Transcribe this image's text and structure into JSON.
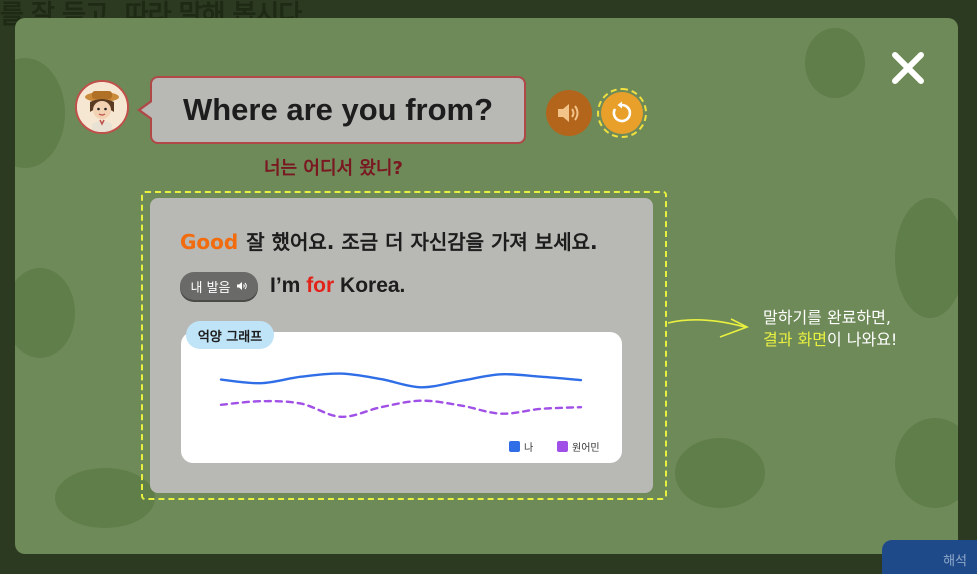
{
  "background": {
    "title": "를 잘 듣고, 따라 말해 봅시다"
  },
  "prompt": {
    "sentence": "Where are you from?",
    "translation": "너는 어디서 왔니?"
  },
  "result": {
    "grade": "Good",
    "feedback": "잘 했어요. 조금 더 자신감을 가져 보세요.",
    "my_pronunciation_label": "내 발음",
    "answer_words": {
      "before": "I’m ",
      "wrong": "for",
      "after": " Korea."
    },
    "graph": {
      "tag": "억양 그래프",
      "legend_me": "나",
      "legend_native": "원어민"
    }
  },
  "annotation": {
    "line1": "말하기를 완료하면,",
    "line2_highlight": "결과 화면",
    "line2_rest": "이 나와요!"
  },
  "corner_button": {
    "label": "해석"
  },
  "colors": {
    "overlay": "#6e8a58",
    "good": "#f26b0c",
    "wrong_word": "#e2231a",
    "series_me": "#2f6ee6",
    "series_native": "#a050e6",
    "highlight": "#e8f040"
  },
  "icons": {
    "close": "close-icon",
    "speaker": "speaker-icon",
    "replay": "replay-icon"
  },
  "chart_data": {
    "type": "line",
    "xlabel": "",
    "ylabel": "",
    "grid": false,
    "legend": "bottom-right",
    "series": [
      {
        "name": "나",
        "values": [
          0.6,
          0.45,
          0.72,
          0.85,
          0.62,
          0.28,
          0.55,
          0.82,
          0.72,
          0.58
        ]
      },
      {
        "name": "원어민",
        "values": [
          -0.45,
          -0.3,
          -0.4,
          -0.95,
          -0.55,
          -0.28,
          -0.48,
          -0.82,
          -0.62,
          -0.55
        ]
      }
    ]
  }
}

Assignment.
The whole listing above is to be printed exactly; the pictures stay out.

Answer below.
Transcribe this image's text and structure into JSON.
{
  "background": {
    "title": "를 잘 듣고, 따라 말해 봅시다"
  },
  "prompt": {
    "sentence": "Where are you from?",
    "translation": "너는 어디서 왔니?"
  },
  "result": {
    "grade": "Good",
    "feedback": "잘 했어요. 조금 더 자신감을 가져 보세요.",
    "my_pronunciation_label": "내 발음",
    "answer_words": {
      "before": "I’m ",
      "wrong": "for",
      "after": " Korea."
    },
    "graph": {
      "tag": "억양 그래프",
      "legend_me": "나",
      "legend_native": "원어민"
    }
  },
  "annotation": {
    "line1": "말하기를 완료하면,",
    "line2_highlight": "결과 화면",
    "line2_rest": "이 나와요!"
  },
  "corner_button": {
    "label": "해석"
  },
  "colors": {
    "overlay": "#6e8a58",
    "good": "#f26b0c",
    "wrong_word": "#e2231a",
    "series_me": "#2f6ee6",
    "series_native": "#a050e6",
    "highlight": "#e8f040"
  },
  "icons": {
    "close": "close-icon",
    "speaker": "speaker-icon",
    "replay": "replay-icon"
  },
  "chart_data": {
    "type": "line",
    "xlabel": "",
    "ylabel": "",
    "grid": false,
    "legend": "bottom-right",
    "series": [
      {
        "name": "나",
        "values": [
          0.6,
          0.45,
          0.72,
          0.85,
          0.62,
          0.28,
          0.55,
          0.82,
          0.72,
          0.58
        ]
      },
      {
        "name": "원어민",
        "values": [
          -0.45,
          -0.3,
          -0.4,
          -0.95,
          -0.55,
          -0.28,
          -0.48,
          -0.82,
          -0.62,
          -0.55
        ]
      }
    ]
  }
}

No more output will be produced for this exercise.